And he shows this through his film, with images and interviews of water contamination in California, the boom and bust in North Dakota and the earthquakes in Arkansas, all a
result of the fracking industry.
In Colorado, residents of Longmont talk about their frustrations as oil and gas development has moved in and Rep. Jared Polis and Gov. John Hickenlooper have refused to listen to their concerns. It shows the plethora of wells and storage facilities in Weld County built close to homes, schools and medical facilities. And it shows infrared images of a well leaking methane right next to a playground.
“There’s nothing natural about natural gas,” Bowermaster says. “Most of natural gas is methane, which is highly toxic. But [the industry] did a really good job of selling it to the politicians, to the public and initially to environmentalists. There were lots of green thinkers who bought on to the natural gas as the bridge to the future. As the film does a pretty good job of showing, that bridge was pretty much a dead end.”
In demanding a clean energy revolution, the film intends to reclaim the term “clean energy” from the fossil fuel industry who used it to market natural gas as an alternative to coal. Clean energy is renewable energy, Bowermaster says, and the subtitle echoes Ruffalo’s campaign of the same name.
“Mark is a huge part of this because he is such a committed believer,” Bowermaster says. “He’s not just some drop by celebrity who just lends his name to something to burnish his own green reputation. He lives and breathes this stuff.”
In 2011, Ruffalo launched The Solutions Project nonprofit with several experts also featured in Dear President Obama including the Director of the Atmosphere and Energy Program at Stanford University, Marc Jacobson, and Gasland director Josh Fox. The group works within all 50 states creating a pathway to 100 percent renewable energy use by the year 2050. Bowermaster says the group has several events planned this year, including a presentation at the Democratic National Convention in July.
“We should be investing in nothing but renewables going forward,” Bowermaster says. “That said, I’m not naïve. I understand that we as citizens have to sacrifice in order to make that happen. We have to drive smaller cars. We have to live in smaller houses. We have to use less energy. We are the ones demanding the energy.”
But by interacting with scientists working on solar and wind technology through the making of this film, Bowermaster believes a truly clean energy future is possible.
“It’s allowing me to see past the short-term mentality of most executives working in the fossil fuel industry,” he says. “The possibilities of renewables are so mind-blowing it makes those still insisting that burning things is our only energy future seem like cavemen.”
The filmmaker is currently on tour with the film, visiting 40 different cities including Boulder at eTown Hall on April 19 and Denver April 23. He also has plans to release the film on Netflix, Amazon and iTunes as soon as possible, making it available to anyone and everyone. Hopefully that includes all candidates running for elected office this year.
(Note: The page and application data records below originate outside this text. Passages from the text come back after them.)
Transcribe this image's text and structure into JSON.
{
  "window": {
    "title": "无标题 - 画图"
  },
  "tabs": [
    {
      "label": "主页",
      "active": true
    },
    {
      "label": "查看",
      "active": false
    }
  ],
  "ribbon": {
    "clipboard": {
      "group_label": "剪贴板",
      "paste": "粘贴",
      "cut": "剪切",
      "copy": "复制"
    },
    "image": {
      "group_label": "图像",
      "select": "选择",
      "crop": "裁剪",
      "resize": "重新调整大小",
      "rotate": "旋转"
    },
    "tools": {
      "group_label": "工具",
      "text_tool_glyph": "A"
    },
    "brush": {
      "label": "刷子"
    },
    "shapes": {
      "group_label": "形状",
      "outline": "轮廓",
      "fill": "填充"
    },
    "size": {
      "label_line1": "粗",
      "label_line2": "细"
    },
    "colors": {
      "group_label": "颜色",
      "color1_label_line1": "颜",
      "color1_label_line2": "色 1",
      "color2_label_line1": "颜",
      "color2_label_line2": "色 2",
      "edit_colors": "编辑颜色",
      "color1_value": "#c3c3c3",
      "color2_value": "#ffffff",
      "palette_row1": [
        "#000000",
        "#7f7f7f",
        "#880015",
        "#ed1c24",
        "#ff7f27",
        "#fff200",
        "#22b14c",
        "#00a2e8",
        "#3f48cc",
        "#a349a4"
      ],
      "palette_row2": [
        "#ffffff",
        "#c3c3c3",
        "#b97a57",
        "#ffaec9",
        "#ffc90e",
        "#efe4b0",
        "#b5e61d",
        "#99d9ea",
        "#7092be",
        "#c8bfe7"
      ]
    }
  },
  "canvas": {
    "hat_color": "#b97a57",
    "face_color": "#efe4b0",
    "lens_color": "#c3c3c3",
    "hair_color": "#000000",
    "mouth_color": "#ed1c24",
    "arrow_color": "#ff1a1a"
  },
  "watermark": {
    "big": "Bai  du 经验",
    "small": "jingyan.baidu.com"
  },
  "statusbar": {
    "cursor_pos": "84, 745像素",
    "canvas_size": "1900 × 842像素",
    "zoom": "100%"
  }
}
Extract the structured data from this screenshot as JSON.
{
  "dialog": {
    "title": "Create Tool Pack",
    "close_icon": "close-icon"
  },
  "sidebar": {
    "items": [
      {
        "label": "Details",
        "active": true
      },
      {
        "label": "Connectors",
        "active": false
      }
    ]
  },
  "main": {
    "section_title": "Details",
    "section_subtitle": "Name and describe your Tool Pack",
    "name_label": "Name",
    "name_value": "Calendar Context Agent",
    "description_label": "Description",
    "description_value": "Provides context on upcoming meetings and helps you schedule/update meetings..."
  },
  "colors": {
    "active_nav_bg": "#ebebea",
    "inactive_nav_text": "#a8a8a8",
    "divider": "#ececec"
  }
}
On the Bill: Film screening and Q & A with director Jon Bowermaster moderated by Nick Forster. 7 p.m. Tuesday, April 19, eTown Hall, 1535 Spruce St., Boulder, 303-443-8696.